Directions. Copy each line of the material in which the word "Load" appears.

Supplied records.
^^^^

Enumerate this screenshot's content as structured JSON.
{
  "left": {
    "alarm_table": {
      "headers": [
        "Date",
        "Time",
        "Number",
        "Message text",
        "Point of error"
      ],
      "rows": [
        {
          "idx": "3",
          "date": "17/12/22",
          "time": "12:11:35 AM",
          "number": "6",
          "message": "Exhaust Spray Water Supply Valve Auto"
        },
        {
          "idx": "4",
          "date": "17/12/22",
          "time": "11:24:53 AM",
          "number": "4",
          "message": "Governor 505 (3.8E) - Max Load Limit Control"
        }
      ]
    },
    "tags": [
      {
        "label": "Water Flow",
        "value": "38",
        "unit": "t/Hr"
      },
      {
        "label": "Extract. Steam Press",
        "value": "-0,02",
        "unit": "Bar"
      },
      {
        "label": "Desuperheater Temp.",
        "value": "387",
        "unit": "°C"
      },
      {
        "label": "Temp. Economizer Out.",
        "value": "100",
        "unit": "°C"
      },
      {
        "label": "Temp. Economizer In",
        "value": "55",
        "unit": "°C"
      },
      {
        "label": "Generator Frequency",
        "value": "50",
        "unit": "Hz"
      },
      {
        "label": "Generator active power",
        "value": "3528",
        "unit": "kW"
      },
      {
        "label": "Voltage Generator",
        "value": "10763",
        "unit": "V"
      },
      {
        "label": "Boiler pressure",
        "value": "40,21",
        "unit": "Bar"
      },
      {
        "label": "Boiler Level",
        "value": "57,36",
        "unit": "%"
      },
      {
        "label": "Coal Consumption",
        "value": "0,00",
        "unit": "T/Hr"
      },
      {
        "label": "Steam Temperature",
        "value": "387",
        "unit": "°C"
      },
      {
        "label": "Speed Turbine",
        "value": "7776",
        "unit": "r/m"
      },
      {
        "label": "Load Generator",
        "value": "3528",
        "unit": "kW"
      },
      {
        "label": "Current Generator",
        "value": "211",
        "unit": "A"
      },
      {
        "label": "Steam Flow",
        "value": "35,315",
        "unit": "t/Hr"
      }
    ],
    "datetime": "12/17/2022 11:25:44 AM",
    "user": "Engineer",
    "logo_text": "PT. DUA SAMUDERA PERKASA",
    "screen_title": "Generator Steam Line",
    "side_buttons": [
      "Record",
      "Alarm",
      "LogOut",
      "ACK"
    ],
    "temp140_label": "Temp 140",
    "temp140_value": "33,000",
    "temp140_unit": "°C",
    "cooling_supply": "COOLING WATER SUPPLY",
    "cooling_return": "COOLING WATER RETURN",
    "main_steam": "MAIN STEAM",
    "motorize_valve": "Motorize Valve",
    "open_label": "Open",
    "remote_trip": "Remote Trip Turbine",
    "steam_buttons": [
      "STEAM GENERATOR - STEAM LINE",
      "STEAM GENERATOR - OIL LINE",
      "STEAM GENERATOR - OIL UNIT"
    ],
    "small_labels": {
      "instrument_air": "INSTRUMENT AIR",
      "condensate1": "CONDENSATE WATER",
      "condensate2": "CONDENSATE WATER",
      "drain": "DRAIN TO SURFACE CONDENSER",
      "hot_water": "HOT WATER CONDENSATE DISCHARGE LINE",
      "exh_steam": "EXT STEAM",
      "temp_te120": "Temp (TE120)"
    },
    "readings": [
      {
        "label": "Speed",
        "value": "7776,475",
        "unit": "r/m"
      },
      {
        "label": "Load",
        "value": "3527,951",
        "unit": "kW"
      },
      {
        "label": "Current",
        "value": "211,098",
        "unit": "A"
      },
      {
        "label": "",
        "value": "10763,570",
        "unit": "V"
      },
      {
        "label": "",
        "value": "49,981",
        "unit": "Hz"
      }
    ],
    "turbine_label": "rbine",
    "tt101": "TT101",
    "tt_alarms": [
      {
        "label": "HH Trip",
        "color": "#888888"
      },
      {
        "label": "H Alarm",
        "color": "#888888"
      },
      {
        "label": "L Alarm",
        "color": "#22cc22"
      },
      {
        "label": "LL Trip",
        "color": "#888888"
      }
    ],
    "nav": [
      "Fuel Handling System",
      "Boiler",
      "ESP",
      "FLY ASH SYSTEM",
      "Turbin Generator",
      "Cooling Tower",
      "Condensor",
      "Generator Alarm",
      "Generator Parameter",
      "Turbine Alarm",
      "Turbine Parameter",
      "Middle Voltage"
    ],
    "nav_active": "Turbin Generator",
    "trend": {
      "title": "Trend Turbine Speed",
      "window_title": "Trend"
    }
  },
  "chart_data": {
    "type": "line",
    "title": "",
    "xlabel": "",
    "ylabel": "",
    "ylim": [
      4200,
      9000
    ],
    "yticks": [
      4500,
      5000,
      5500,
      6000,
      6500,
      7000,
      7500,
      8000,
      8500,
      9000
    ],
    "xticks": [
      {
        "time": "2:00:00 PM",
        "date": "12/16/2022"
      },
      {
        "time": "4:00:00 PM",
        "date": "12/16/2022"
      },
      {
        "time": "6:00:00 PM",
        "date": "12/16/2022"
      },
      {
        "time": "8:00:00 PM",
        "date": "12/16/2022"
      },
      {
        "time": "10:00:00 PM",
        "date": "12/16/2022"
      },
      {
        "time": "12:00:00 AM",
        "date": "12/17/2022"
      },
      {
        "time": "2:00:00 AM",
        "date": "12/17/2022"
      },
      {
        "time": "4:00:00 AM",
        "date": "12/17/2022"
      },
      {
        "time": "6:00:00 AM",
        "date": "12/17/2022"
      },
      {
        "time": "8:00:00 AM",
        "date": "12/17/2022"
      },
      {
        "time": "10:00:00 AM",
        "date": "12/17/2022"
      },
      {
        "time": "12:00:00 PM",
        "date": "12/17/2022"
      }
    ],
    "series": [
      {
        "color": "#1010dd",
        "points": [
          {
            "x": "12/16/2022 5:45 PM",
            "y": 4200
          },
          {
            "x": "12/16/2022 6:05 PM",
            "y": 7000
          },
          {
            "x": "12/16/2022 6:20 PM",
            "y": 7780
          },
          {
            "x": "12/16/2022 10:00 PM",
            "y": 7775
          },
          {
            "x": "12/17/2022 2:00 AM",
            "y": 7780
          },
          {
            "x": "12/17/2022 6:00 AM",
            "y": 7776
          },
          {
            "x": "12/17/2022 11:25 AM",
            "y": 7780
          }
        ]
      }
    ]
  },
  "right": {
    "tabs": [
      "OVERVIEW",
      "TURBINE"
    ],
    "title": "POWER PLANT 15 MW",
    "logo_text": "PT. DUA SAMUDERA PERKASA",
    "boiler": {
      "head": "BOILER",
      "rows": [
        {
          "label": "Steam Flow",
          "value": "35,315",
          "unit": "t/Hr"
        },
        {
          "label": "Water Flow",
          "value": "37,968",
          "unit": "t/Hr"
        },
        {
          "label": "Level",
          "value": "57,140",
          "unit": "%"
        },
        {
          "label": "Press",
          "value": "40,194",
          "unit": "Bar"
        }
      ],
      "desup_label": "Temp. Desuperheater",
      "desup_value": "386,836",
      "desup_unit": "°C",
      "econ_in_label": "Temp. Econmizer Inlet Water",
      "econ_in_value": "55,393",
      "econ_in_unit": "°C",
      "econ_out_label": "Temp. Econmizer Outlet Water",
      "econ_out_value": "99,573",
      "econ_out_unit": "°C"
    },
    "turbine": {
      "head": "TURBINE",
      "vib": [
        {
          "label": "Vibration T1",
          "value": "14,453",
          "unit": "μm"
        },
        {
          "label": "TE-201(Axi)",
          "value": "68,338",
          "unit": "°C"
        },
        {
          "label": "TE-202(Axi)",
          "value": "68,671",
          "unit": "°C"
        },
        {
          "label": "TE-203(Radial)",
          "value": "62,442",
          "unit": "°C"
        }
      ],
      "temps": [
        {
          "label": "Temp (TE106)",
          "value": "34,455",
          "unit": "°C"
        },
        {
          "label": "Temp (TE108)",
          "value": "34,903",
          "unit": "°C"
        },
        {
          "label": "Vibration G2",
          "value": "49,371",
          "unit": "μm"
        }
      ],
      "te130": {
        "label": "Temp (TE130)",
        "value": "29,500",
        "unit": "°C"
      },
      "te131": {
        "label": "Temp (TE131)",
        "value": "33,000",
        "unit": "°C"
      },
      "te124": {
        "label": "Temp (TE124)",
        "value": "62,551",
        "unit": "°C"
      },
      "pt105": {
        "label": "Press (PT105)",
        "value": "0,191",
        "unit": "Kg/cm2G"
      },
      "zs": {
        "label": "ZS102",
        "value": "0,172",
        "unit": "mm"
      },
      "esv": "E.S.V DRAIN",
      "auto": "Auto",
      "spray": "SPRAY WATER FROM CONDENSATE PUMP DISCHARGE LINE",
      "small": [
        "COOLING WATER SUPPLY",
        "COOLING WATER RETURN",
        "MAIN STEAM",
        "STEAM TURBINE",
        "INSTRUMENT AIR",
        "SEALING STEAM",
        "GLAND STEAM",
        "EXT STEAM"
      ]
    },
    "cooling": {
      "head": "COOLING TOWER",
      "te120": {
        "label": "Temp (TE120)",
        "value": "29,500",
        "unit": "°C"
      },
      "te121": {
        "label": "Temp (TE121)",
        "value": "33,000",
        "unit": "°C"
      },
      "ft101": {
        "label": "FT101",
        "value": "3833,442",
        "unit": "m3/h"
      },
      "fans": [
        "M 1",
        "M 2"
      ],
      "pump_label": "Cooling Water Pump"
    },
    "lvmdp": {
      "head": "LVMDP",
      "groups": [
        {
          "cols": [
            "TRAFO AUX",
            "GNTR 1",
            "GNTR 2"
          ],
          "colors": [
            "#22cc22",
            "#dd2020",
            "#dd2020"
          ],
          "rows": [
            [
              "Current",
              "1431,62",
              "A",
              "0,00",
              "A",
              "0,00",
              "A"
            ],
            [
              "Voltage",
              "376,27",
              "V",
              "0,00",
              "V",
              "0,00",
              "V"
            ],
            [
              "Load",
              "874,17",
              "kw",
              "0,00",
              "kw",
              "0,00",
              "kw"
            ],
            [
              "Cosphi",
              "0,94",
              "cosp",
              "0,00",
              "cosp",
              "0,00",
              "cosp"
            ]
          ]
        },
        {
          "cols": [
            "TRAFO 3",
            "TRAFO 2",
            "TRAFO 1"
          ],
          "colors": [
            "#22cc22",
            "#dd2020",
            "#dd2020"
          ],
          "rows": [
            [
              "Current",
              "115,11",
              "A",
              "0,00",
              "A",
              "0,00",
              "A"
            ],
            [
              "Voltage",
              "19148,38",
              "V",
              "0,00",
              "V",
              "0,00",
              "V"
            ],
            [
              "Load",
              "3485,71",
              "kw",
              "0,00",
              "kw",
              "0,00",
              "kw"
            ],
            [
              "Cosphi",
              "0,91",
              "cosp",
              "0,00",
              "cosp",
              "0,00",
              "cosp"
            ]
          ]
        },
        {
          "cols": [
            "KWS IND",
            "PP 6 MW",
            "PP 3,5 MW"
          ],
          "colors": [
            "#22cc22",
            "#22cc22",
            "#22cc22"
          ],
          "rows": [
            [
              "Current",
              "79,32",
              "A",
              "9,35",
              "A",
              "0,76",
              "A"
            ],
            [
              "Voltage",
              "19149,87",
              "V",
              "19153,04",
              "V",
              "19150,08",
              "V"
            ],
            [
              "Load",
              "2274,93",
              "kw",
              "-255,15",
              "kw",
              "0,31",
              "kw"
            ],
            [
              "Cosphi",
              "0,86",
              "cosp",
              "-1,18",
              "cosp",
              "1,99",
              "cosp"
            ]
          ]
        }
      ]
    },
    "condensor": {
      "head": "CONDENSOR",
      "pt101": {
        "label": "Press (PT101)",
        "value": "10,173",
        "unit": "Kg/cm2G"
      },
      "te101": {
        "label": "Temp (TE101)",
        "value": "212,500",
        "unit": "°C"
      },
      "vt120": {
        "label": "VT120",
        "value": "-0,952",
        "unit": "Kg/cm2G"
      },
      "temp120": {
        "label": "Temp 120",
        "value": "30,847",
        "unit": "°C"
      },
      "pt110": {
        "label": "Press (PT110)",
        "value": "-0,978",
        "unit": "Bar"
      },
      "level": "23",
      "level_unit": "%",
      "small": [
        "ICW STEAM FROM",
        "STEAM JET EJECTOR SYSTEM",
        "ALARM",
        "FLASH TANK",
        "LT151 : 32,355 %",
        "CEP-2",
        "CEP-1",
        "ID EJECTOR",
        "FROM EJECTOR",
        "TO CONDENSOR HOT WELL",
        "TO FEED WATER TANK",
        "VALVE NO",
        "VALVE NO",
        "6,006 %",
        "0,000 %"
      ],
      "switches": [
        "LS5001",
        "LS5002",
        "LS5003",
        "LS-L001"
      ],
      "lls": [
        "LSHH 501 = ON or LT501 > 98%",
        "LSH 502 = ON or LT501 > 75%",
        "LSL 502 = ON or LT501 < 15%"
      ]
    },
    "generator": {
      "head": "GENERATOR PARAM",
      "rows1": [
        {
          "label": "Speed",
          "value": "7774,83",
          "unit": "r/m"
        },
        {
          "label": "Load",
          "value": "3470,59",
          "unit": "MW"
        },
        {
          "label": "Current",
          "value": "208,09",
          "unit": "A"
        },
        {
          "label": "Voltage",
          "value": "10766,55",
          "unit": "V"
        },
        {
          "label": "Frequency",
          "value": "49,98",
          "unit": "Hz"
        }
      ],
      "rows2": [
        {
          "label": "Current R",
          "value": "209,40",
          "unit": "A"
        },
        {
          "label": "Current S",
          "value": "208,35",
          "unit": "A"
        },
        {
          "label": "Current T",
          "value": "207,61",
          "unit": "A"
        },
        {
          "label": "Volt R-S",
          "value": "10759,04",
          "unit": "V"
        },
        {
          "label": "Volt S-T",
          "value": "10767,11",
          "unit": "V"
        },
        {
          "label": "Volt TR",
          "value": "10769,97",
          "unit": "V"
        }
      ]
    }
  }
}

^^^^

Task result.
          "message": "Governor 505 (3.8E) - Max Load Limit Control"
        "label": "Load Generator",
        "label": "Load",
              "Load",
              "Load",
              "Load",
          "label": "Load",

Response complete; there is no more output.